:: REQUIRED ACTION ::
In the records below, work out how many lines hold the word "اکسل". Report the number alone.

:: ENTRIES SUPPLIED ::
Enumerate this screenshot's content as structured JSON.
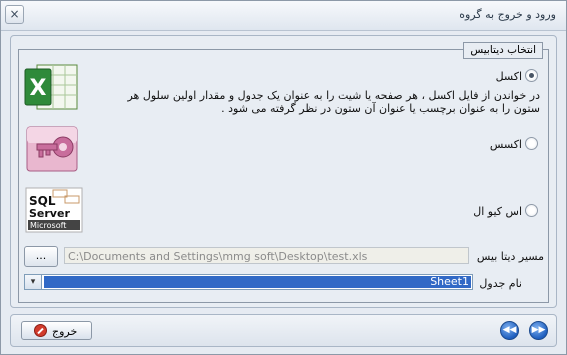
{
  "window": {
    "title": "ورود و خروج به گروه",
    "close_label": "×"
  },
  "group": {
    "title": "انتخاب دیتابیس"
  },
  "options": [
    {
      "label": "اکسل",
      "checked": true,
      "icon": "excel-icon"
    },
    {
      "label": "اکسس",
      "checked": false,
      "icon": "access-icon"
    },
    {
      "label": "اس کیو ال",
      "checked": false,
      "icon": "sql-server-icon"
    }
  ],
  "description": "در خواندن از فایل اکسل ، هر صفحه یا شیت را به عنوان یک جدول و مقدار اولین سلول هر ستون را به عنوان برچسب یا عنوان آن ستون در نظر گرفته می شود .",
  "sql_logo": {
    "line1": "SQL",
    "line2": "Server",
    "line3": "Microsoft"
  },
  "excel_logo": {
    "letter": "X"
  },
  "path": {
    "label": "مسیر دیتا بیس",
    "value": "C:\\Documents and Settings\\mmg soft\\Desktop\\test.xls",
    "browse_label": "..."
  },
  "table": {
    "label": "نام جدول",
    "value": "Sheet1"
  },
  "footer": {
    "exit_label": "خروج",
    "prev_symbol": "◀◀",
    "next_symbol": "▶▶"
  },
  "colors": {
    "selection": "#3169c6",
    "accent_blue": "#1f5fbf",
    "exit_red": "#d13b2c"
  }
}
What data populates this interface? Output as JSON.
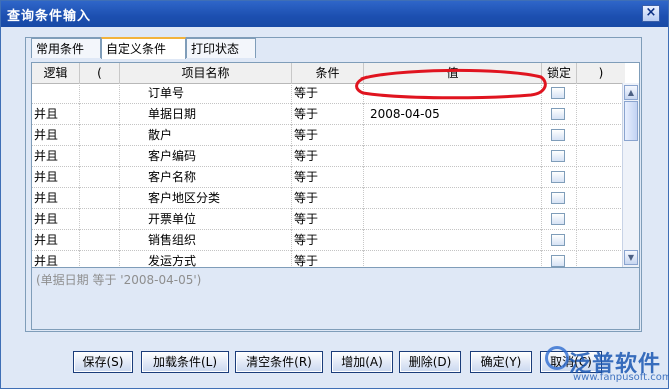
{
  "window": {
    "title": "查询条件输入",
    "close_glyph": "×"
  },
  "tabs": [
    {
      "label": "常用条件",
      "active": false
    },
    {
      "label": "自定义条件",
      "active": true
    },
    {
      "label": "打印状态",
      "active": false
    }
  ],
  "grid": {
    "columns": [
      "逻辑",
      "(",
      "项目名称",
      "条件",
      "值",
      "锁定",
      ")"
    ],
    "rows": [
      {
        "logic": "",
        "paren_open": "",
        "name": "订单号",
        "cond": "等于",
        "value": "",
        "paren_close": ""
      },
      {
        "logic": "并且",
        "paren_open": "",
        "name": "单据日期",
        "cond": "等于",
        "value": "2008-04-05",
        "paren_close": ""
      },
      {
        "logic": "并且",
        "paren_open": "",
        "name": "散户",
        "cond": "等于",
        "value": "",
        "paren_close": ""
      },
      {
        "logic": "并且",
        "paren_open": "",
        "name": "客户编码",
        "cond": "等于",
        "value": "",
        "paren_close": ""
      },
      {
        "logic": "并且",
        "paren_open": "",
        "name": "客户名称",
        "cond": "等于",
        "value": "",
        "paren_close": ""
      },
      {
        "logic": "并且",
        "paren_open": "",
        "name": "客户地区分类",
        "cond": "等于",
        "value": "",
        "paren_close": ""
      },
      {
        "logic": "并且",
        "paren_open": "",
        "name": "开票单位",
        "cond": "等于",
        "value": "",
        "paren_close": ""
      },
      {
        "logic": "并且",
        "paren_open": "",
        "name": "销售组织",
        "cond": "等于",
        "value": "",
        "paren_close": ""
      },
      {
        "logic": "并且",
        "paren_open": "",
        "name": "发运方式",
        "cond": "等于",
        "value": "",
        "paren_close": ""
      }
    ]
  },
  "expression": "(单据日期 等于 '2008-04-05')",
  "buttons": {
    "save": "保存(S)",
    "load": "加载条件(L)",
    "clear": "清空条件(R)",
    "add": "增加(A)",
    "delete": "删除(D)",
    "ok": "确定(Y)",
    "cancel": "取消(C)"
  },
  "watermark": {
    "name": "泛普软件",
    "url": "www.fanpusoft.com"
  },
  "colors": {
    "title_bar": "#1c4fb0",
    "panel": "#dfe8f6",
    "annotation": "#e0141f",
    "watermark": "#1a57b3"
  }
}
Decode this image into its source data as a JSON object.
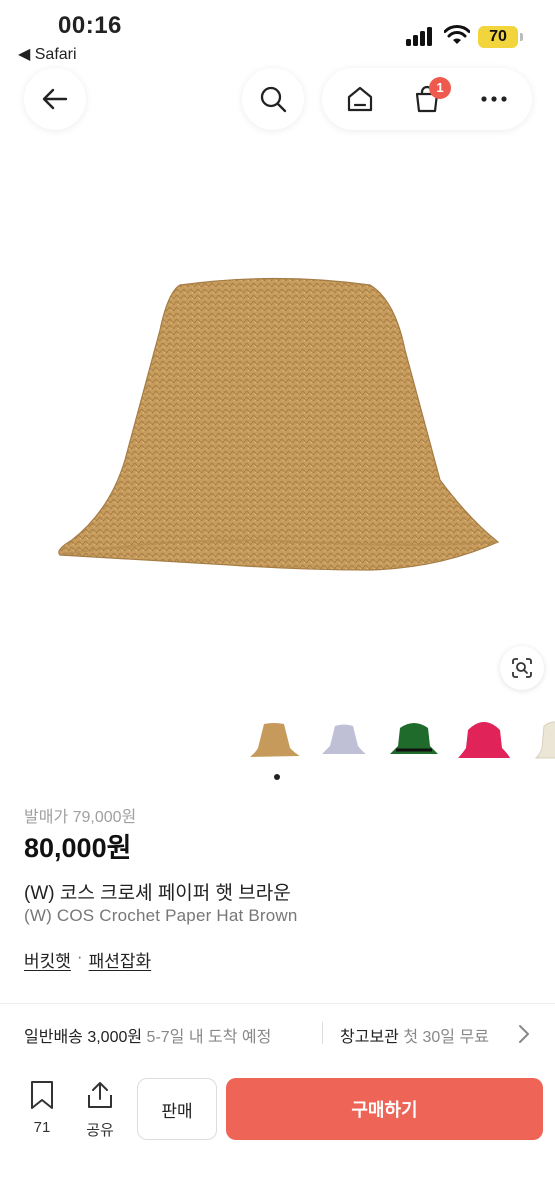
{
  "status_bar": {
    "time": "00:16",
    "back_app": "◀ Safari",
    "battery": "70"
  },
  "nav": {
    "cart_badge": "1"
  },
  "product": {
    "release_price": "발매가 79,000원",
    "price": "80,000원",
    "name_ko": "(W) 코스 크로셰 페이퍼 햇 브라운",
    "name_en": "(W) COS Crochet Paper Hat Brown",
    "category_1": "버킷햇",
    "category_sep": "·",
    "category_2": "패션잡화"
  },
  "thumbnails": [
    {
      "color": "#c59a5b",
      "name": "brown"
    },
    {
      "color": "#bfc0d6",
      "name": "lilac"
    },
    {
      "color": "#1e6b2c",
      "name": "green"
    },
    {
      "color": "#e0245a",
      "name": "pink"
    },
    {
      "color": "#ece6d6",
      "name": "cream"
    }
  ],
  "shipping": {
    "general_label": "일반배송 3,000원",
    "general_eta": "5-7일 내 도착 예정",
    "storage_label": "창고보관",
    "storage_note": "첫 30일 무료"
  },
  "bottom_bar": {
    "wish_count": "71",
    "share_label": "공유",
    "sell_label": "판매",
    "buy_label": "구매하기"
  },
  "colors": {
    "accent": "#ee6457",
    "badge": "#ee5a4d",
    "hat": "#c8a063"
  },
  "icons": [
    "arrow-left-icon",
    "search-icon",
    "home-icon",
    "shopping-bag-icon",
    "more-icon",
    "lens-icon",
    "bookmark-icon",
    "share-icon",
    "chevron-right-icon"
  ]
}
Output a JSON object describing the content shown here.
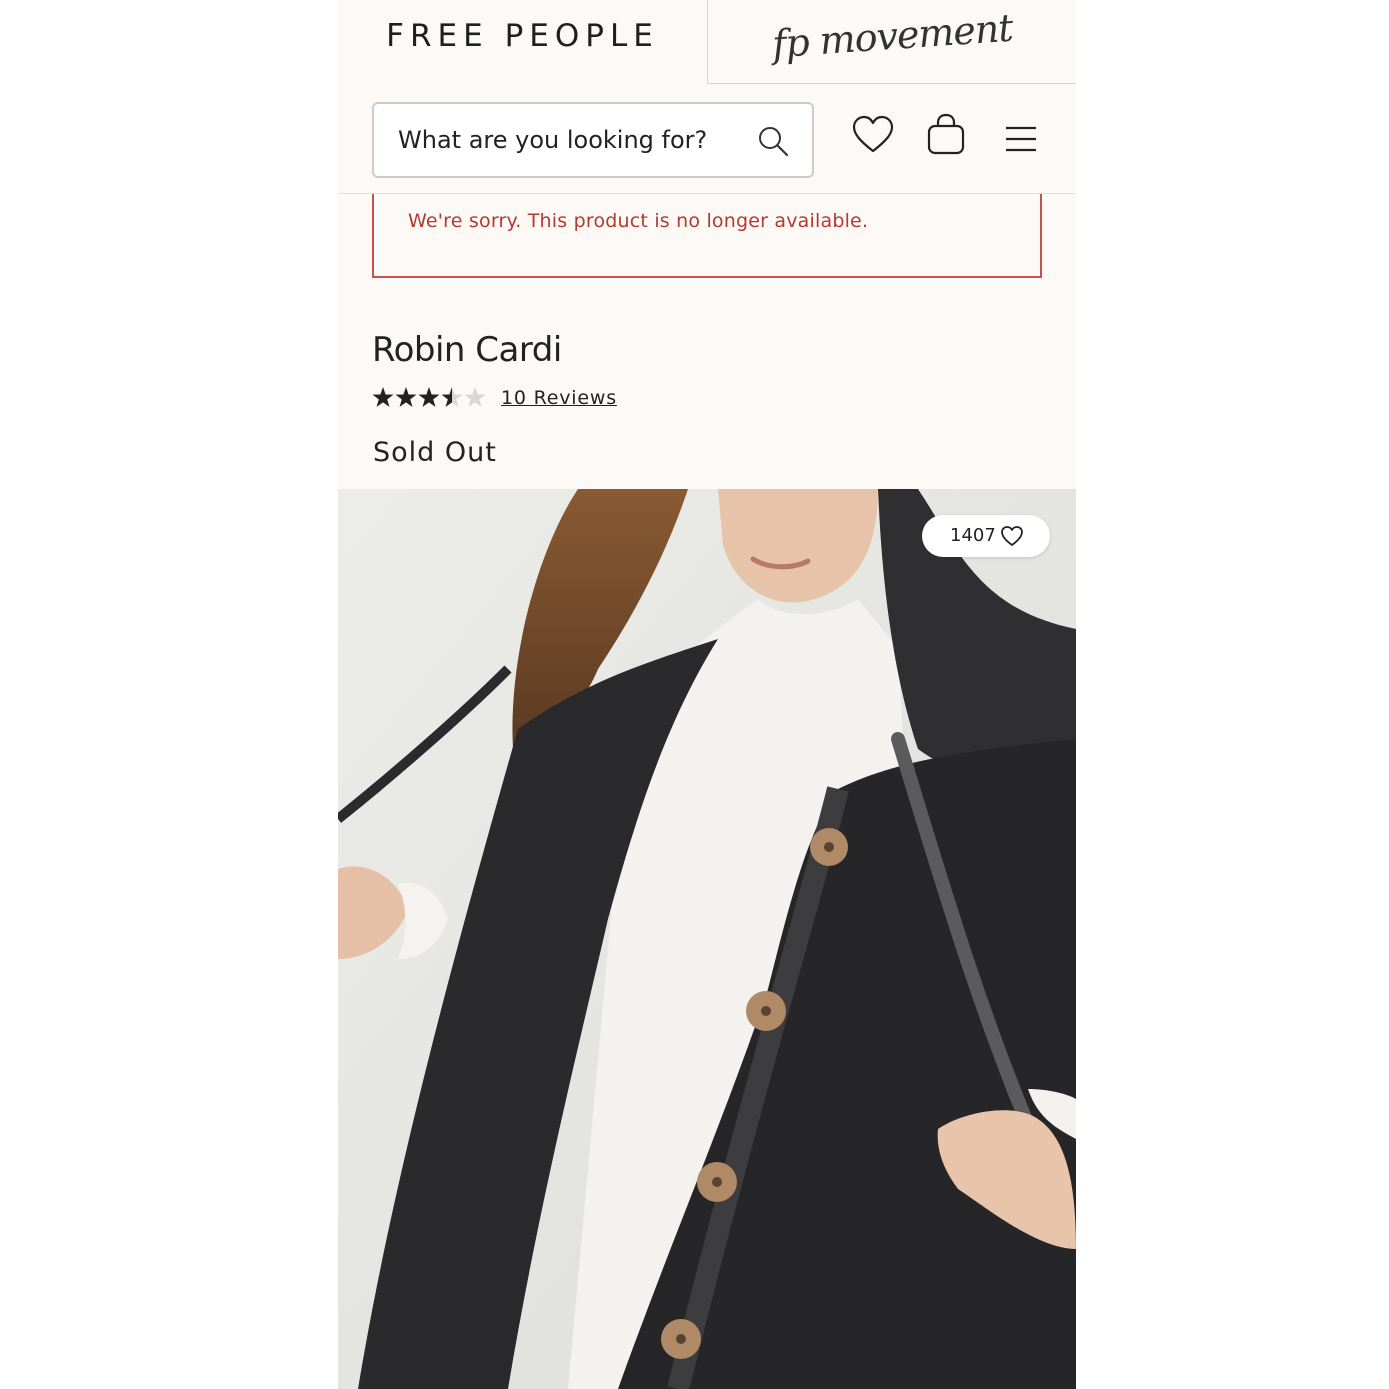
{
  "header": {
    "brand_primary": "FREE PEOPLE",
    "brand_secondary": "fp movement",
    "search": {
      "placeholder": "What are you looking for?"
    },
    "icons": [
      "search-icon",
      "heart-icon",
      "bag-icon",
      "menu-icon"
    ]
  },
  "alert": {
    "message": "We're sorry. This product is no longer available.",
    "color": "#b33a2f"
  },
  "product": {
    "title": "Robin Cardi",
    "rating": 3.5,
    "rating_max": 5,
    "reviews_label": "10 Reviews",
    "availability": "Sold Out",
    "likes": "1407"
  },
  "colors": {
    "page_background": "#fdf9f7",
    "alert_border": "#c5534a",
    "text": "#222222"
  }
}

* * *

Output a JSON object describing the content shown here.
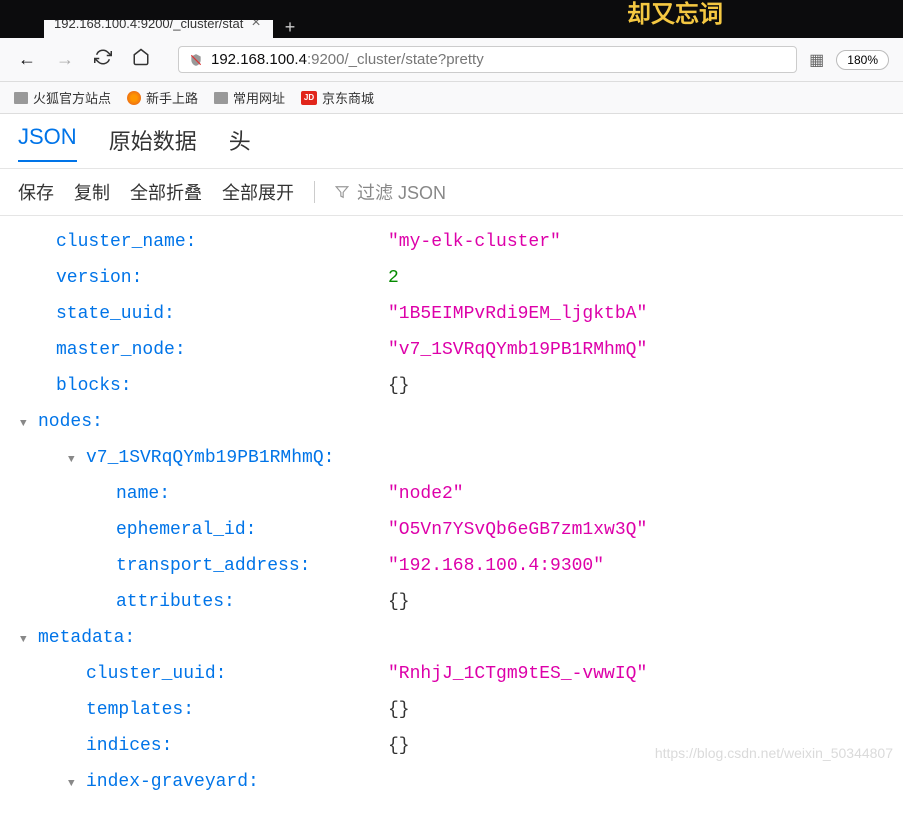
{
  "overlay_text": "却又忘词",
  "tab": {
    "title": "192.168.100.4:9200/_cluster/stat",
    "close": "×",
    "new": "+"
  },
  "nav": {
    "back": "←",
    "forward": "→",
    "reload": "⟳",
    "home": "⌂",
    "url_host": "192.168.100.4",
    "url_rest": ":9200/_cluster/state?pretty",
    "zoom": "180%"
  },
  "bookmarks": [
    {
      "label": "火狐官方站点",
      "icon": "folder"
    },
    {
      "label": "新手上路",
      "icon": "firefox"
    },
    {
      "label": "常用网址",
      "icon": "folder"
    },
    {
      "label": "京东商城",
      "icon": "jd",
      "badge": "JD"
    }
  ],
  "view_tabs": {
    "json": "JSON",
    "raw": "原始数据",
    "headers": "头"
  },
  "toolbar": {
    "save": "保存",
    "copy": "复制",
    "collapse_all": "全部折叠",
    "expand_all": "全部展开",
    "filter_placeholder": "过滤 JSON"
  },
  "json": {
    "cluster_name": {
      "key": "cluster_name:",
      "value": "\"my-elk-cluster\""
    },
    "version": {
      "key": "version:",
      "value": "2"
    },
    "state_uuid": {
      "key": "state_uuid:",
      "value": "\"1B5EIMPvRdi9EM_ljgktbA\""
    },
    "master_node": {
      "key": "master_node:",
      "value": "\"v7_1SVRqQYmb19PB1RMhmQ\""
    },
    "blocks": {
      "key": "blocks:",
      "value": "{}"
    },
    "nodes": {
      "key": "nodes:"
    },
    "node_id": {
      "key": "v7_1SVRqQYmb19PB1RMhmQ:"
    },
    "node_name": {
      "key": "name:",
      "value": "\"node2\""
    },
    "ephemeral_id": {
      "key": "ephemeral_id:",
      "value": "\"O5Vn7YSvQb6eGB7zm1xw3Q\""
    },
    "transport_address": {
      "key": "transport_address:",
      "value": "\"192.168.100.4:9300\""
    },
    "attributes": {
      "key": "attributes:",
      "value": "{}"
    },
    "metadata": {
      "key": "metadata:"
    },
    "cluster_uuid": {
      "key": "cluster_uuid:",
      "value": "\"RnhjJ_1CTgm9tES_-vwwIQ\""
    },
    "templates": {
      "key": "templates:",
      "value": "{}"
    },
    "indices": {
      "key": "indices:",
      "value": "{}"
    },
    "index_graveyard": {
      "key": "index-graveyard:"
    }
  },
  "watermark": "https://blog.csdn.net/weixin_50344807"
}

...

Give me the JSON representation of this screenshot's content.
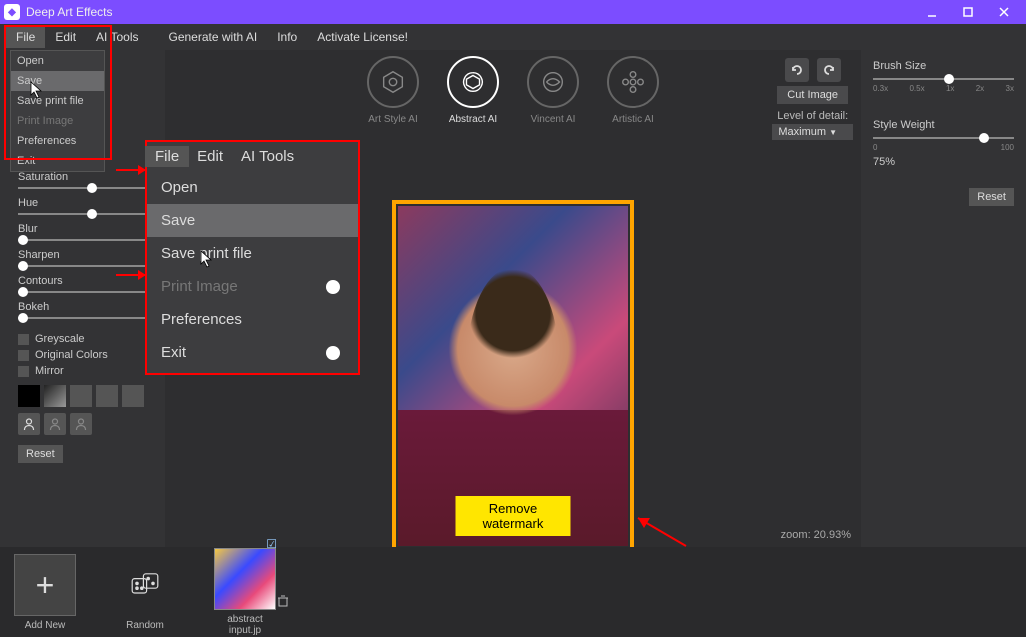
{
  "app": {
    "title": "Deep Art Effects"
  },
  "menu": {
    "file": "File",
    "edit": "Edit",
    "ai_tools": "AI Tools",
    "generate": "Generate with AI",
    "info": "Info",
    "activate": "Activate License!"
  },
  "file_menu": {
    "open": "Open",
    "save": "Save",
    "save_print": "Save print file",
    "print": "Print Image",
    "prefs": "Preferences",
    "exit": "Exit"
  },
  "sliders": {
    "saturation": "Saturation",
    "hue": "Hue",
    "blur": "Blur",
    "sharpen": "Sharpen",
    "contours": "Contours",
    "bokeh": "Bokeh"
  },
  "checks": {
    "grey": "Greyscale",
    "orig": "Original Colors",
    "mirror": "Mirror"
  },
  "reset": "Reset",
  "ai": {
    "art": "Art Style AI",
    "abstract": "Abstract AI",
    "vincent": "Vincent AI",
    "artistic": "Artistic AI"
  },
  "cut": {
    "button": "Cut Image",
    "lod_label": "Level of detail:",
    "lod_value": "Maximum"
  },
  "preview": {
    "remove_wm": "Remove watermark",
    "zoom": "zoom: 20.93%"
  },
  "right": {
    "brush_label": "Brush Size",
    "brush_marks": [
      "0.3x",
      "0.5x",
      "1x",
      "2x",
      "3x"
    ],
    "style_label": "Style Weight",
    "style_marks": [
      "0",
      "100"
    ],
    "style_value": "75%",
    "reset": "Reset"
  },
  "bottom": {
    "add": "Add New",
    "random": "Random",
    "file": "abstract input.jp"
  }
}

:: RESPONSE BOX ::
2